November 13, 2012
City Council members decided Nov. 5 against a property tax increase for next year, and edged the 2013 municipal budget closer to adoption.
In a unanimous decision, council members rejected a proposal to increase the property tax rate by 1 percent next year. The council is expected to finalize the decision on property tax revenue for next year at a Nov. 19 meeting.
In October, Mayor Ava Frisinger proposed to raise the property tax rate by the maximum amount allowed under state law, or 1 percent, next year. Officials said the measure could raise $69,707 for the city next year and then compound over time. The city estimated the cost to the average homeowner at $4.75 per year.
September 11, 2012
City leaders OK’d a Cougar Mountain subdivision after months of negotiations among the city, neighbors and the developer — and despite objections from neighbors about impacts to street parking and concerns about landslide risk.
In a unanimous decision, City Council members approved the subdivision, called Forest Heights — a proposal to add 24 single-family homes to about six acres on a 13.9-acre site. The agreement also set aside land for storm water detention and to preserve open space.
The proposed project site is northeast of Talus, south of Northwest James Bush Road and uphill from state Route 900, across from Tibbetts Creek Manor.
Officials approved the Forest Heights development agreement Aug. 6, after the Council Land & Shore Committee spent months sifting through details related to the plan.
August 7, 2012
Issaquah needs a lobbyist to advocate in the marble corridors beneath the Capitol dome — and coax state legislators to support local projects, City Council members said in a contentious decision to hire a longtime Olympia lobbyist.
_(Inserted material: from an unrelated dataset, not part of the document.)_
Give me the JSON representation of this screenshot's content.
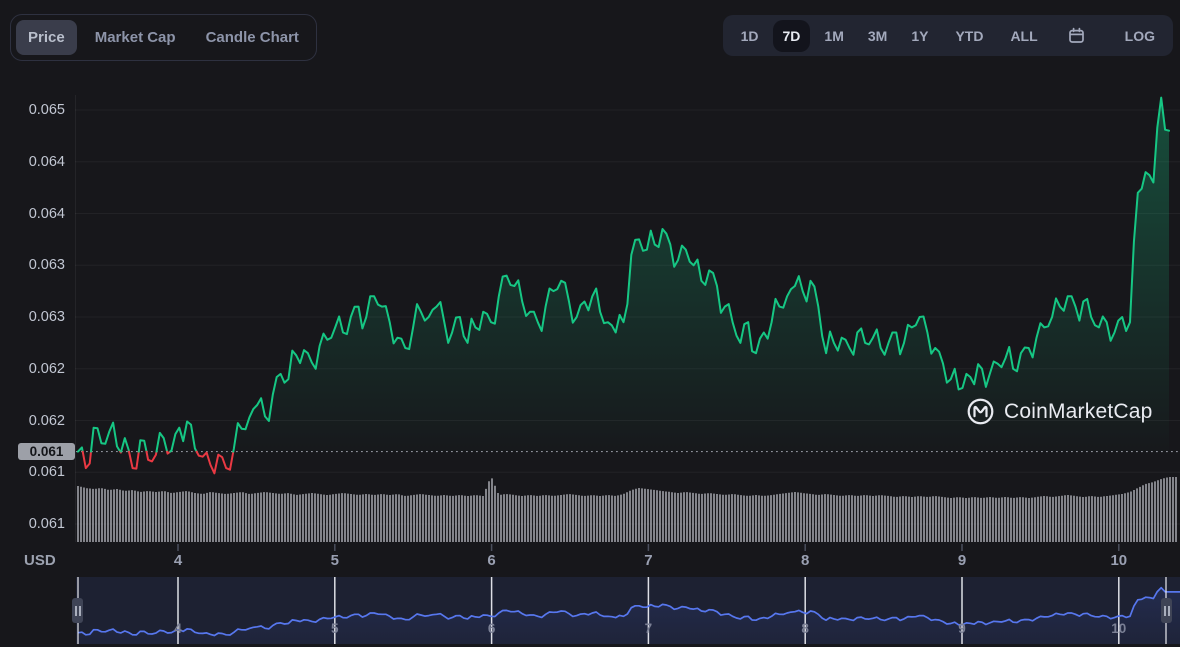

The council agreed in a 5-2 decision July 16 to hire Doug Levy to represent Issaquah in Olympia. Members spent $21,700 to hire the former congressional staffer and onetime journalist through December.
July 31, 2012
Issaquah Councilman Joshua Schaer joined the Bellevue College Foundation board, as the organization elected a president and greeted other local members.
Issaquah representatives Dellanie Fragnoli, assistant vice president for international finance and administration at Costco, and Mark Pellegrino, Rainier Group Investment Advisory LLC president, also joined the board.
So did Sammamish representative Cheryl Gunderson, executive vice president and chief lending officer at Fortune Bank.
The foundation also chose Seattle resident Paul Swegle as board president for a one-year term. The terms for the president and other officers started July 1.
Swegle succeeds Bill Kent, a construction executive at M.A. Mortenson Co., as president.
The president-elect for 2012-13 is Sammamish representative Sarah Langton, founder of and partner at Langton Spieth LLC.
The foundation is directed by a 30-member volunteer board. Established in 1978, the nonprofit foundation manages gifts, grants and awards for Bellevue College. The foundation raised more than $2.4 million for the 38,000-student college in 2010-11.
July 3, 2012
City Council members approved the roadmap for all city transportation projects through 2018 — a guide to planned street and sidewalk improvements.
In a unanimous decision June 18, council members adopted the Transportation Improvement Program, or TIP, a guide to short- and long-term planning for road, transit and pedestrian projects. The document outlines possible transportation projects for 2013-18.
Transportation planners outlined possible improvements to downtown streets, street repairs and other projects in the expansive document.
The list does not include as many big-ticket projects as in past years — a result of council belt-tightening in the municipal budget.
Still, items outlined in the proposal could alleviate traffic congestion and offer motorists a smoother ride — if the city can find dollars to complete the projects.
Municipal staffers list transportation projects in the TIP, and then prioritize the projects through a separate process to fund capital improvements.